> [RECORDS FOR PROCESSING]

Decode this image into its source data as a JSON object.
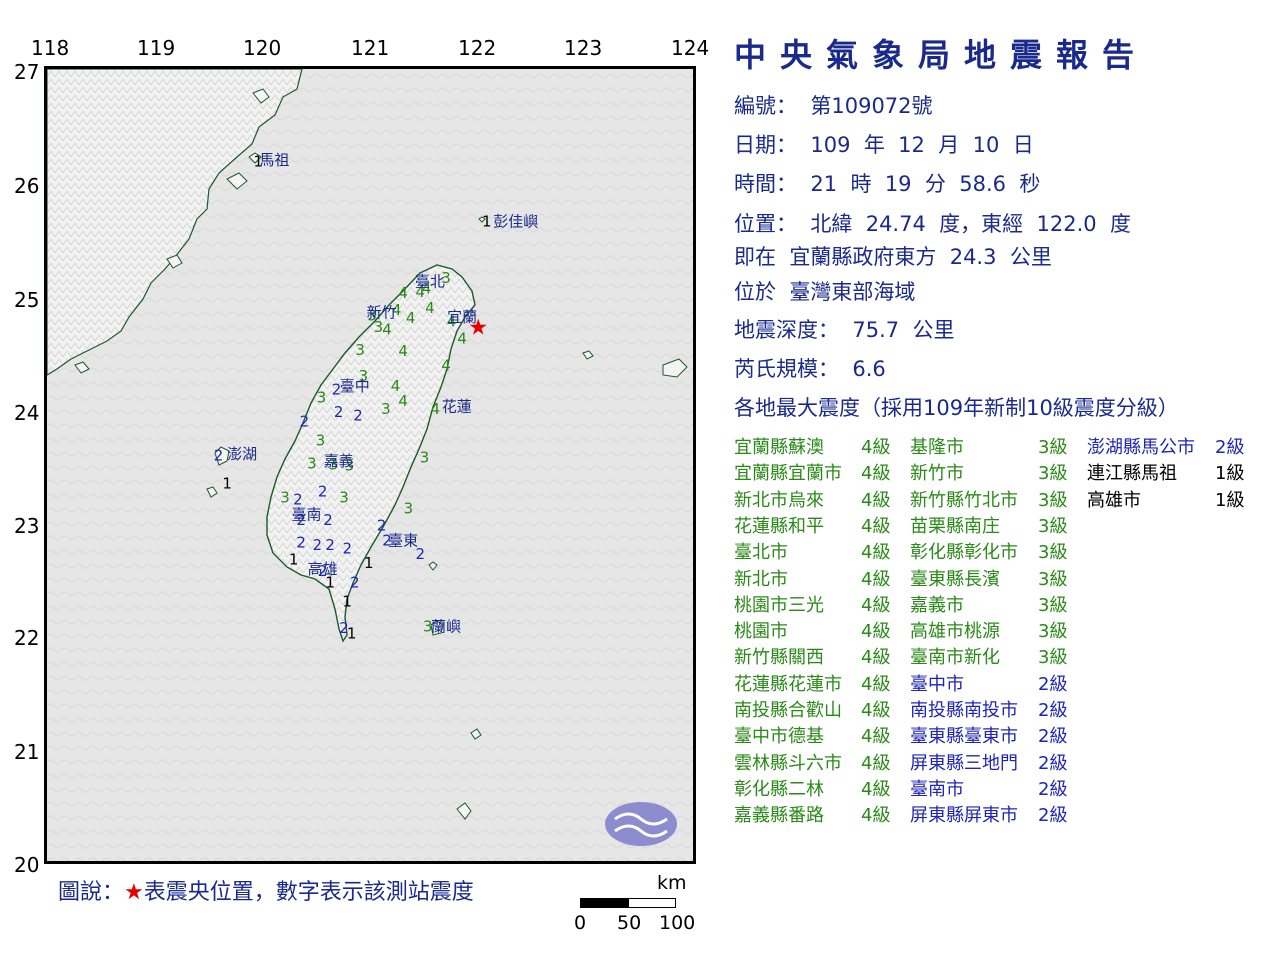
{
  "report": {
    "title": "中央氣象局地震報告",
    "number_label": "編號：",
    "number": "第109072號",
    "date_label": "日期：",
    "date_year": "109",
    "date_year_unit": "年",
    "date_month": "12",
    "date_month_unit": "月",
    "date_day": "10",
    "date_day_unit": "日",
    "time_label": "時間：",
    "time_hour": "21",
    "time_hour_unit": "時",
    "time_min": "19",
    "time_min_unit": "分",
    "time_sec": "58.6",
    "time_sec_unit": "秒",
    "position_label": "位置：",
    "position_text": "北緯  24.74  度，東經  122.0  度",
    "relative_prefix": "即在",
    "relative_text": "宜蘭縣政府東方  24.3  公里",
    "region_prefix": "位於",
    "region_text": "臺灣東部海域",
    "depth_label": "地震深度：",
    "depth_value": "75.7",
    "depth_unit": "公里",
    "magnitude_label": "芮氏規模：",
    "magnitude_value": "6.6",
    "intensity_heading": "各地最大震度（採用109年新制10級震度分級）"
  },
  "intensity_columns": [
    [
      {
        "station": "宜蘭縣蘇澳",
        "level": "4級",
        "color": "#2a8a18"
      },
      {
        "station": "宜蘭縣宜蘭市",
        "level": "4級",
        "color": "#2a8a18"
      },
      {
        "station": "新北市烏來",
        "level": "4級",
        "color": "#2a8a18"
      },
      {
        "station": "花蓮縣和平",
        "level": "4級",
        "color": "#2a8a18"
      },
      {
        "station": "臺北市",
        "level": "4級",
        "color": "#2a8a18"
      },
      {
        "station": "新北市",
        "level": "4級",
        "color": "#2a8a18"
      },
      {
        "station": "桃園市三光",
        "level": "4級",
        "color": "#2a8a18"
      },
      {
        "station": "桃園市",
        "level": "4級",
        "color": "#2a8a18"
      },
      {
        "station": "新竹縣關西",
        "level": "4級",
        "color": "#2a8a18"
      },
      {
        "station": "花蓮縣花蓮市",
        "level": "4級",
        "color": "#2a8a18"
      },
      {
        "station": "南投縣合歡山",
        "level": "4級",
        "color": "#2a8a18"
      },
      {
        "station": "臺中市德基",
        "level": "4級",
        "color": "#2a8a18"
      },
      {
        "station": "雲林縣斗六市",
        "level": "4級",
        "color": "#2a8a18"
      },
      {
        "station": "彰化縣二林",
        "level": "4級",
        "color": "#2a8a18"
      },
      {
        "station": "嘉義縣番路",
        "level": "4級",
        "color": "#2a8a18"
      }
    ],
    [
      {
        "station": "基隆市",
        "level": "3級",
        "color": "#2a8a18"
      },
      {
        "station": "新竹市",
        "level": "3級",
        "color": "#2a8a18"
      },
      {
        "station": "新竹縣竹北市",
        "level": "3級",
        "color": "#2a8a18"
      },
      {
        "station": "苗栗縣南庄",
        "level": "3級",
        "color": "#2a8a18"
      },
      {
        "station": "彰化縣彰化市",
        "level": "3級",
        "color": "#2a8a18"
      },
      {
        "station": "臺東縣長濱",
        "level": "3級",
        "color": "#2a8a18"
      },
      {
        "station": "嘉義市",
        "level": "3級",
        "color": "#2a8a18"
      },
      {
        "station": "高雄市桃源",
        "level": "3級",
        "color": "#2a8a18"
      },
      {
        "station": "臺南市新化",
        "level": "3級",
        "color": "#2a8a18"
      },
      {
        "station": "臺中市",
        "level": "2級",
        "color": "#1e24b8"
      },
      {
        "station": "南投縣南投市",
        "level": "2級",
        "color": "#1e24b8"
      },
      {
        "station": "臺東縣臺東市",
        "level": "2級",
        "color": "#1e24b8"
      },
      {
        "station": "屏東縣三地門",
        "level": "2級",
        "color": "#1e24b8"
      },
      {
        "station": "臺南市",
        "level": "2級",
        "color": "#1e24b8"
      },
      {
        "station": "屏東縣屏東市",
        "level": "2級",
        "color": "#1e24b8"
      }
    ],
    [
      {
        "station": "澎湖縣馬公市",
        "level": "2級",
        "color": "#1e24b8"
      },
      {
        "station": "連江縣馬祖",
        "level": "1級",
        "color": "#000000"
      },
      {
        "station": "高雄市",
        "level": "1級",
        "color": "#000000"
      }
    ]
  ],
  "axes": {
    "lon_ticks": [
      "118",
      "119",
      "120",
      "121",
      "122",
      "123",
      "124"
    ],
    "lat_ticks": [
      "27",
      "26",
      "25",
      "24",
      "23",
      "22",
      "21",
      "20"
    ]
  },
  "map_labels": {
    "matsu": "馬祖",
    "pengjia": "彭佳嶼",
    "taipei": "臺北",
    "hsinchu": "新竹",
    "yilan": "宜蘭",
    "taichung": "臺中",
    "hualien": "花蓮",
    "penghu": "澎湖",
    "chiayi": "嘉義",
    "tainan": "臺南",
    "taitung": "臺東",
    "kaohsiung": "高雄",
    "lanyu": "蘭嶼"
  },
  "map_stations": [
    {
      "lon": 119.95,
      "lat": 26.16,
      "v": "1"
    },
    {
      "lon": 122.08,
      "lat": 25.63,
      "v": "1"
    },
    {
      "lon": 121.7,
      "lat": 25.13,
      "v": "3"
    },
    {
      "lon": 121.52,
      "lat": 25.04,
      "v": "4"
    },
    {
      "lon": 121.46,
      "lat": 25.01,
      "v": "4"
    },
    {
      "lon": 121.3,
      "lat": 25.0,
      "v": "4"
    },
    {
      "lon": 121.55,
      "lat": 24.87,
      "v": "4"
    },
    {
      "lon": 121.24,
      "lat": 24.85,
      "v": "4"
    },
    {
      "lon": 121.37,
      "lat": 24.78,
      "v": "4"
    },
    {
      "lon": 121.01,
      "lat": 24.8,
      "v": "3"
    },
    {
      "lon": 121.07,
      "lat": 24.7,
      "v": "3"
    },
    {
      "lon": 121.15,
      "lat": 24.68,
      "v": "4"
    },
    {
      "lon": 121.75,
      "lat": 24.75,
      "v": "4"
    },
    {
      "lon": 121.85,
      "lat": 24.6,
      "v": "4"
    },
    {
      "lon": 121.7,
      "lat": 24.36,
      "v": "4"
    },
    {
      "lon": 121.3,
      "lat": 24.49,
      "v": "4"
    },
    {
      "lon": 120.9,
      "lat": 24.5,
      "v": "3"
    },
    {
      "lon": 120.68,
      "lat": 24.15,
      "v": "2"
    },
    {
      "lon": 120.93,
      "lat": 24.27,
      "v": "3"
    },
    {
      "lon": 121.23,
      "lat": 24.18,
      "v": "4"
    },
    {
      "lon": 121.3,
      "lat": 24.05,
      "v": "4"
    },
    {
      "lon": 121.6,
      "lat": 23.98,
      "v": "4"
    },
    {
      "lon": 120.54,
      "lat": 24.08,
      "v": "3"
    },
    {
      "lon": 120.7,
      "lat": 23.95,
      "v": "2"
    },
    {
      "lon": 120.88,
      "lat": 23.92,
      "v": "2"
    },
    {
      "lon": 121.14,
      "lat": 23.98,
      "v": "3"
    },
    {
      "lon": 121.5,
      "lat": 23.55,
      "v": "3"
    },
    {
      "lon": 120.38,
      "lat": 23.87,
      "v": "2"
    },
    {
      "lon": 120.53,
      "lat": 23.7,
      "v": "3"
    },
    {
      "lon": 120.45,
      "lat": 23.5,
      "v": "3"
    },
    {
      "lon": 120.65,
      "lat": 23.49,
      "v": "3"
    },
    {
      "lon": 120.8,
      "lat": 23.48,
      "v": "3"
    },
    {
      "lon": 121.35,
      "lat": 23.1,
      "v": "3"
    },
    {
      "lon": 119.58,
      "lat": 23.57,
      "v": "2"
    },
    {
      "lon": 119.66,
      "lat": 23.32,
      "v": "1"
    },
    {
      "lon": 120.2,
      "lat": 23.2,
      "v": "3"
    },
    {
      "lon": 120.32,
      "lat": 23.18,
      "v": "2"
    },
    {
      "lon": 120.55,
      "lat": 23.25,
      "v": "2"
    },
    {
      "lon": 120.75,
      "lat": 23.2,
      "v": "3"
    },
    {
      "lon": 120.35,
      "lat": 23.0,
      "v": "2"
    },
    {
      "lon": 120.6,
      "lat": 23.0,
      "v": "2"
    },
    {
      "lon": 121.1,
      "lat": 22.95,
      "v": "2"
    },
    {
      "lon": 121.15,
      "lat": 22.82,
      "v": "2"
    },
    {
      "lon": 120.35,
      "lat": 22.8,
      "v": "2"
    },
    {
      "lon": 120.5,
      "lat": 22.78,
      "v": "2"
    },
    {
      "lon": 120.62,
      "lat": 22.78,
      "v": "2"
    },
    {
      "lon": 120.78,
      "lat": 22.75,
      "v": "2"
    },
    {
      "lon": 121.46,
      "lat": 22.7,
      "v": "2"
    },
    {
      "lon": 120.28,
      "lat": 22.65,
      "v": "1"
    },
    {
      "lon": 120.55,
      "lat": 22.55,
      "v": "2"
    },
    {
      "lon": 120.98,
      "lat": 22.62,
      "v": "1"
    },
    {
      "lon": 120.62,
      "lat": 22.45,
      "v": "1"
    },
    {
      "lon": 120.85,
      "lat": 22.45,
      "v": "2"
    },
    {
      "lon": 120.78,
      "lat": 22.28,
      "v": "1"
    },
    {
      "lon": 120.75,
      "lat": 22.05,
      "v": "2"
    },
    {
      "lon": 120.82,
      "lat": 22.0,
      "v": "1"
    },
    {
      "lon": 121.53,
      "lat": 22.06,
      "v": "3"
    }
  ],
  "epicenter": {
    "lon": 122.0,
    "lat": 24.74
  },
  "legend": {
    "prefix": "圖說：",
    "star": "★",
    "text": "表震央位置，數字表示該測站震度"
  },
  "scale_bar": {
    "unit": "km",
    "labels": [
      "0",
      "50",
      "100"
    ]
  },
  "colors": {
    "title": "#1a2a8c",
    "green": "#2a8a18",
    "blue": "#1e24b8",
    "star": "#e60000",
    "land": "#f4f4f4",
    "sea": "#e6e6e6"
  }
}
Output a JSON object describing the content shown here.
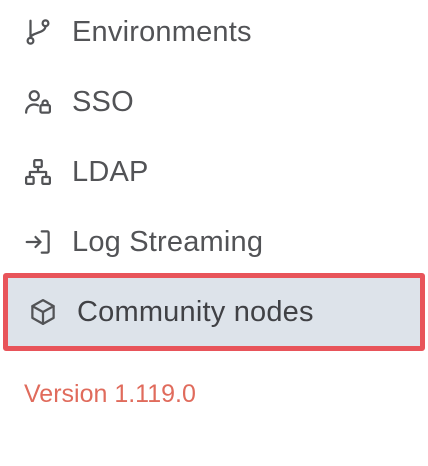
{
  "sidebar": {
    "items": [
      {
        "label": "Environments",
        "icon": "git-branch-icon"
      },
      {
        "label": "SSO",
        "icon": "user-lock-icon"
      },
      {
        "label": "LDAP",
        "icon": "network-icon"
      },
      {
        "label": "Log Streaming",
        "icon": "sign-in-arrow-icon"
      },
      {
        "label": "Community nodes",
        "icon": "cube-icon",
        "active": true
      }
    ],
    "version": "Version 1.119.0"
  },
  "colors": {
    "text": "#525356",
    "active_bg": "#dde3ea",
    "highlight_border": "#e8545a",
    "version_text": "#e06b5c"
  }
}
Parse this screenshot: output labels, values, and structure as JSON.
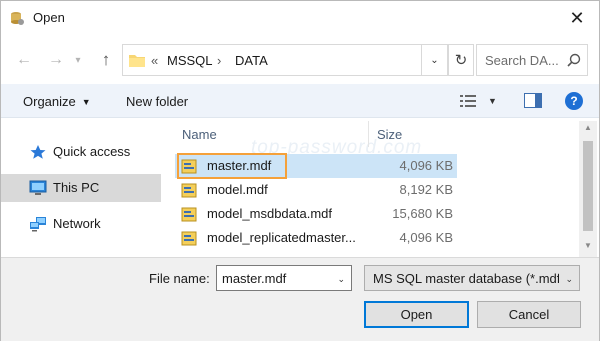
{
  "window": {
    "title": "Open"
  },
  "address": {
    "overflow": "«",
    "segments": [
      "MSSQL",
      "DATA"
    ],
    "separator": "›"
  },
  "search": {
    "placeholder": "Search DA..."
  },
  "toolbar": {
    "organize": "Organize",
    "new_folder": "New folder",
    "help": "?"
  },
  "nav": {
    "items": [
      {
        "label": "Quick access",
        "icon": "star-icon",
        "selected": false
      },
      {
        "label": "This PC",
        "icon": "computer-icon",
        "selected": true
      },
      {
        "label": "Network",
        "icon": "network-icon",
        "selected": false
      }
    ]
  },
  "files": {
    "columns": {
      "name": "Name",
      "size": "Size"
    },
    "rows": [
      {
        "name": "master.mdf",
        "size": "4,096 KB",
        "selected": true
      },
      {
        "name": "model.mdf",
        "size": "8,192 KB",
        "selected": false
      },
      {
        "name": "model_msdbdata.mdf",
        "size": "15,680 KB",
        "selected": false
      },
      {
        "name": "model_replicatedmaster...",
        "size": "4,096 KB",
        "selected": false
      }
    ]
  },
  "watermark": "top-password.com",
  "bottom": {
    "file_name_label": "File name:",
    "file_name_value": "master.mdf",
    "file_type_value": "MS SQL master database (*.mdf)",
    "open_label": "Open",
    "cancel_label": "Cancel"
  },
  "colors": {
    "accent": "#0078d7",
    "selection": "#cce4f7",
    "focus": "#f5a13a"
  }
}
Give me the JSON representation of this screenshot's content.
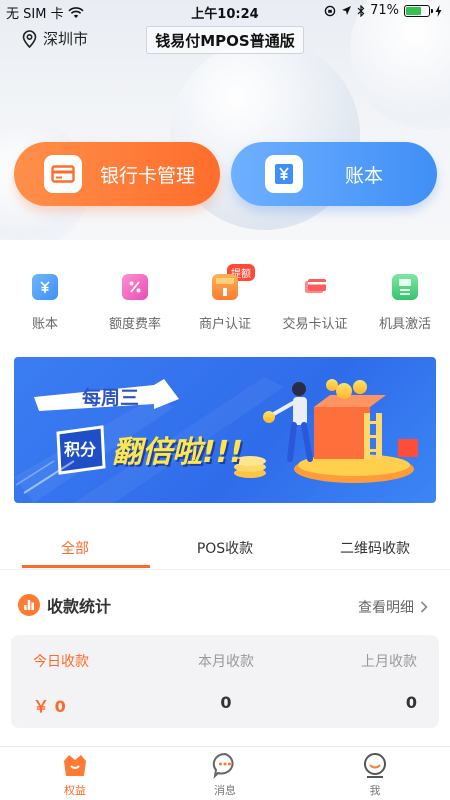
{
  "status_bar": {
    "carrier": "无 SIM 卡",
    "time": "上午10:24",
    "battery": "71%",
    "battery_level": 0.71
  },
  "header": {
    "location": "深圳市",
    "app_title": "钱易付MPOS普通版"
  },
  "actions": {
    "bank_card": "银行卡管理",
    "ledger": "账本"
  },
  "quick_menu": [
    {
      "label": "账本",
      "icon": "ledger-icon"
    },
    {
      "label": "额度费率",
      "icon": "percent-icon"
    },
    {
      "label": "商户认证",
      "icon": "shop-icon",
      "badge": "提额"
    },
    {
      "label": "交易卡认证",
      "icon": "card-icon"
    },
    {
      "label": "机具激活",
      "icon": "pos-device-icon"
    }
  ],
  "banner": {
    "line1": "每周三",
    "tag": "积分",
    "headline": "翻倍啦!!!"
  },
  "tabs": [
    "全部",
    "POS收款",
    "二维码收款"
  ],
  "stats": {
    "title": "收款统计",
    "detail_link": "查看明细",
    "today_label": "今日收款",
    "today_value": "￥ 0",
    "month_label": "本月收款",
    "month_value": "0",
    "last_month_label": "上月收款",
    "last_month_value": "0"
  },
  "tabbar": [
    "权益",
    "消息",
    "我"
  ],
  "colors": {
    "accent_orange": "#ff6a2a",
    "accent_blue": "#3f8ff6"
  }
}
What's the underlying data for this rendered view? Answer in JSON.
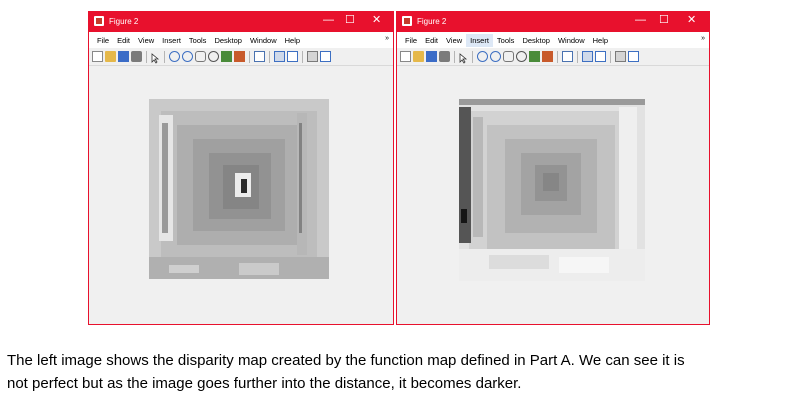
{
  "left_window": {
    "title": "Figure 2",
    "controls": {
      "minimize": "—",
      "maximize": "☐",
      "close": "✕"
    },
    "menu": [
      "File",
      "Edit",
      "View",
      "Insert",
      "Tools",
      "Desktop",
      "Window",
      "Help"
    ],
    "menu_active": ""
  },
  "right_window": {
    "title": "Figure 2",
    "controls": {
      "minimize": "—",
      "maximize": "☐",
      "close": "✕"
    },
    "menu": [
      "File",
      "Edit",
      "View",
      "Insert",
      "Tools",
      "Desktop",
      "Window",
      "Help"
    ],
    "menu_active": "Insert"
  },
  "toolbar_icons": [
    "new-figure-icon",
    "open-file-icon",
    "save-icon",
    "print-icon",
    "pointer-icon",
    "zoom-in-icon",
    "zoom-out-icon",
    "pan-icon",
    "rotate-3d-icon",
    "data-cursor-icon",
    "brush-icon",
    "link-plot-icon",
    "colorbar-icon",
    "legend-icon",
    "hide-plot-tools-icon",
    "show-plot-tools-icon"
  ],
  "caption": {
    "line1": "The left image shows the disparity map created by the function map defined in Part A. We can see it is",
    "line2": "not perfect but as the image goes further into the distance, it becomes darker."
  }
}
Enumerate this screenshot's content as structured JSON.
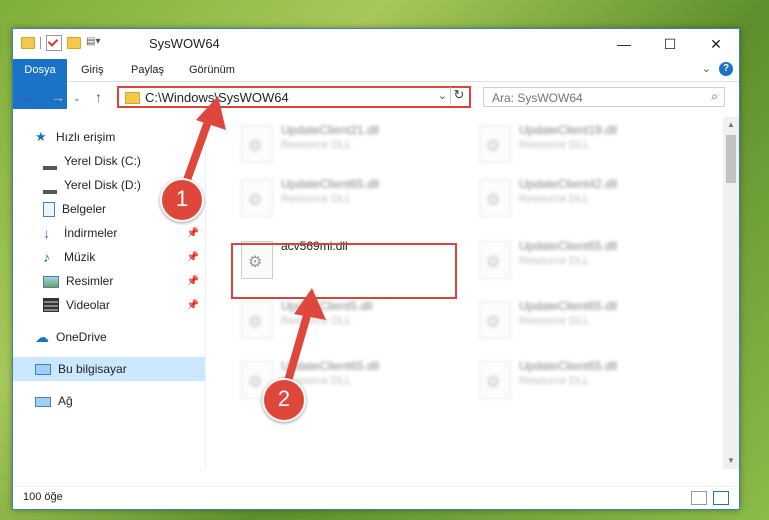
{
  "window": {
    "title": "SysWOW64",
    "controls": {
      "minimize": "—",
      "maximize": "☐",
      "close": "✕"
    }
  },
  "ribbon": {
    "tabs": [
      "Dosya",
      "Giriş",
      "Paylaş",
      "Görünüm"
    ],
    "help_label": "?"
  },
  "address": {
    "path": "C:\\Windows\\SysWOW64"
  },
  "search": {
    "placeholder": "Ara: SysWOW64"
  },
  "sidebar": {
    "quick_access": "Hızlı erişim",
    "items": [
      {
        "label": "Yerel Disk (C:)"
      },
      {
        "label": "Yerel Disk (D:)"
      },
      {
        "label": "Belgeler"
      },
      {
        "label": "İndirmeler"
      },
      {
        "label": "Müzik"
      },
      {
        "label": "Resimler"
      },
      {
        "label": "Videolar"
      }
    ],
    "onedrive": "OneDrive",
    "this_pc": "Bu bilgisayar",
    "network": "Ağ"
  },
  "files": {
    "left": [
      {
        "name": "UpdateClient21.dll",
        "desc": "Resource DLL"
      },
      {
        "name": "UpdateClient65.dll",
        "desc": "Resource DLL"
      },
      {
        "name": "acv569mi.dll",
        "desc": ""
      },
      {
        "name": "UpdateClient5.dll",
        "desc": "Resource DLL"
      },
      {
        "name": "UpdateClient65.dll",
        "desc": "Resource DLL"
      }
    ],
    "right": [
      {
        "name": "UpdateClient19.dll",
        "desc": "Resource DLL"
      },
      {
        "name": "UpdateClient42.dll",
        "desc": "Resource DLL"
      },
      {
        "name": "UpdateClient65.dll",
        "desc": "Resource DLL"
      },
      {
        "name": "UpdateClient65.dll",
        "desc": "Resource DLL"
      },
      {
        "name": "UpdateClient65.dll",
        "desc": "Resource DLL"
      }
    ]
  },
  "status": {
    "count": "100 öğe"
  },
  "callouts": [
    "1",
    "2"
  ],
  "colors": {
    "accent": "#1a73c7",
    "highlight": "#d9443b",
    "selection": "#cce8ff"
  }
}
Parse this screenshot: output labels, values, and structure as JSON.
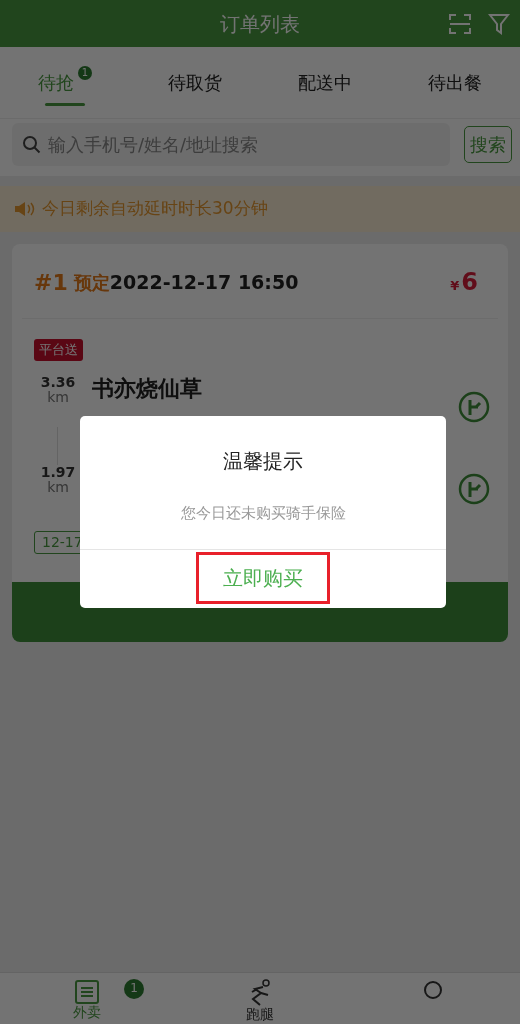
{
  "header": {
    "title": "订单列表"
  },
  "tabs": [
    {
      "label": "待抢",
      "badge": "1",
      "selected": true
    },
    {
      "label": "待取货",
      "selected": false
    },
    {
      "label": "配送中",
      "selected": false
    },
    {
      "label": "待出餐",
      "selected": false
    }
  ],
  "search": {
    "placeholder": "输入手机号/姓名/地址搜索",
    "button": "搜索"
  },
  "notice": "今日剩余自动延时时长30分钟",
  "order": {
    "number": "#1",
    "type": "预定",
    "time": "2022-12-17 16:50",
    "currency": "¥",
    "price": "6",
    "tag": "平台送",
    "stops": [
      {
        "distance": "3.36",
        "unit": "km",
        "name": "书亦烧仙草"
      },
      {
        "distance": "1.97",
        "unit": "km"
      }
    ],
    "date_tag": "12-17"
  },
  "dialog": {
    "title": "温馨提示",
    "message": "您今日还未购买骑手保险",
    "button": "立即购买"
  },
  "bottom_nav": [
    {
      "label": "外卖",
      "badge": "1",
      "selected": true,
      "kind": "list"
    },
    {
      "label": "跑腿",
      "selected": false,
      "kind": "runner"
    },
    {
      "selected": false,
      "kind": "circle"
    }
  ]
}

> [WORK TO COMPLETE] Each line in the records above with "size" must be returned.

> [WRITTEN ANSWER]
      "size": "Size"
        "size": "4,096 KB",
        "size": "8,192 KB",
        "size": "15,680 KB",
        "size": "4,096 KB",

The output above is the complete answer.